That said, sometimes our brains think we need rest when we actually can push more. The point of CrossFit AMRAP-style workouts is to perform the workout with intensity. It's important to use caution but oftentimes our bodies can handle more than we think.

Keep Exercises Simple

During AMRAPs you'll be taxing your muscles and wearing yourself out. It's best to keep exercises simple and straightforward, rather than complex, in order to maintain proper form and reduce the likelihood of injury. This is especially true if you're adding weight to each exercise.

For instance, squats, push-ups, pull-ups, rows, lunges, shoulder presses, and deadlifts are all good options. Single-arm dumbbell snatches or clean and jerks aren't as ideal for beginners. If you do decide to use more complex exercises or plyometric movements during your AMRAP, pay special attention to form and slow your pace as needed. It's better to be safe and slow than to end up injured.

Record Results

If the goal is to maximize reps or rounds, it's important to keep track of how many reps or rounds you complete in a given workout. If you don't, you'll have no way to monitor or track your changes and improvements over time.

Compete Against Yourself

AMRAP workouts are a good way to monitor changes in your own fitness level. If you perform an AMRAP workout today and you're able to complete four rounds of exercises in a 10-minute timeframe, you can try the same workout a month from now and try to accumulate five rounds of exercises in the same timeframe. If you reach your goal, you know your fitness level has improved.

The important thing to remember is that you're competing against yourself, not against anyone else. Yes, it can be helpful to see where your performance places you in relation to your peers, but ultimately it's your workout. If you push yourself and do your best, it doesn't matter whether you complete a single round or 10 rounds in a given period, or 10 repetitions or 50 repetitions in a given time period. It's you against you, and your goal should be to beat your own scores down the line, rather than worrying about anyone else's scores.
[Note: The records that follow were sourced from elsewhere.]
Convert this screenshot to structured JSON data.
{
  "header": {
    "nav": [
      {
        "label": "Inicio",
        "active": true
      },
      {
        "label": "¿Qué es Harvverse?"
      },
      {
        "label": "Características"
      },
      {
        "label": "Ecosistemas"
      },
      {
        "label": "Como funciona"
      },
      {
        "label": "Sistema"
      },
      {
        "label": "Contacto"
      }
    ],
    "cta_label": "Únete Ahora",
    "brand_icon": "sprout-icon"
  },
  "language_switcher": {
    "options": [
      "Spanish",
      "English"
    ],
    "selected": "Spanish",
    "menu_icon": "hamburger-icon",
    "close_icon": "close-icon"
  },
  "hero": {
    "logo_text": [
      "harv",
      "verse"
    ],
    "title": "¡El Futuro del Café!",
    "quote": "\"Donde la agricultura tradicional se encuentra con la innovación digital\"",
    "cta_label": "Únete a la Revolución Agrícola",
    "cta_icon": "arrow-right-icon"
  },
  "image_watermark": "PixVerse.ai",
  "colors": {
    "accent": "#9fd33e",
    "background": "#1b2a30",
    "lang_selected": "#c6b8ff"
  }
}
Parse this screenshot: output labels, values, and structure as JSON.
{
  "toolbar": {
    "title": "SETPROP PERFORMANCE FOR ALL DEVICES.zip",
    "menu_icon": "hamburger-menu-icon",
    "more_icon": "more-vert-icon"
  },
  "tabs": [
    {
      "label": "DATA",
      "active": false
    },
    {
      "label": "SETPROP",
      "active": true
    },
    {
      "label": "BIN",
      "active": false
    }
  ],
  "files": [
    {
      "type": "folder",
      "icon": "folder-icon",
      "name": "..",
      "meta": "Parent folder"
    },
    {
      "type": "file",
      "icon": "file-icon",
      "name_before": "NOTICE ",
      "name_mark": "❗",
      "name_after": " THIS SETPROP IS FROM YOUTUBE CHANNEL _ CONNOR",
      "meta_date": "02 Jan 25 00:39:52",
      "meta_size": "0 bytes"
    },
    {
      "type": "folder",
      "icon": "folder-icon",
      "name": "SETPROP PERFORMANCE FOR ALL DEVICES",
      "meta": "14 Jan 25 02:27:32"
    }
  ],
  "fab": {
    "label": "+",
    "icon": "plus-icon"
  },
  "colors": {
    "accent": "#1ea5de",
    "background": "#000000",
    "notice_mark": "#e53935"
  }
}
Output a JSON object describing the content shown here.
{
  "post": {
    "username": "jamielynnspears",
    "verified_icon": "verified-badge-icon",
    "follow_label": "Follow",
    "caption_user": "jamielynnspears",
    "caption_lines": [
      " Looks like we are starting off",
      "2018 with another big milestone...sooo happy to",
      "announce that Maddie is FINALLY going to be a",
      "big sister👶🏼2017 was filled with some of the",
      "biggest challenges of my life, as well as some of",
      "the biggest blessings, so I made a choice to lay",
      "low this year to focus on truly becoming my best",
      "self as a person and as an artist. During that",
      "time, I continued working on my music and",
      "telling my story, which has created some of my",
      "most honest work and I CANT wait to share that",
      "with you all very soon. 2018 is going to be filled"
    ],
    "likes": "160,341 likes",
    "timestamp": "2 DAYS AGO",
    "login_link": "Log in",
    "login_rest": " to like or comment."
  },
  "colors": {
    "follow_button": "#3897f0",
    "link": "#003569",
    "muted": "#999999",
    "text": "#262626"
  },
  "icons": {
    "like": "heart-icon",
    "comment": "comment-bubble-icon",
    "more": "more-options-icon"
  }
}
1 Source
Verywell Fit uses only high-quality sources, including peer-reviewed studies, to support the facts within our articles. Read our editorial process to learn more about how we fact-check and keep our content accurate, reliable, and trustworthy.
  1. Mazur LJ, Yetman RJ, Risser WL. Weight-training injuries. Common injuries and preventative methods. Sports Med. 1993;16(1):57-63. doi:10.2165/00007256-199316010-00005.

By Laura Williams, MSEd, ASCM-CEP
Laura Williams is a fitness expert and advocate with certifications from the American Council on Exercise and the American College of Sports Medicine.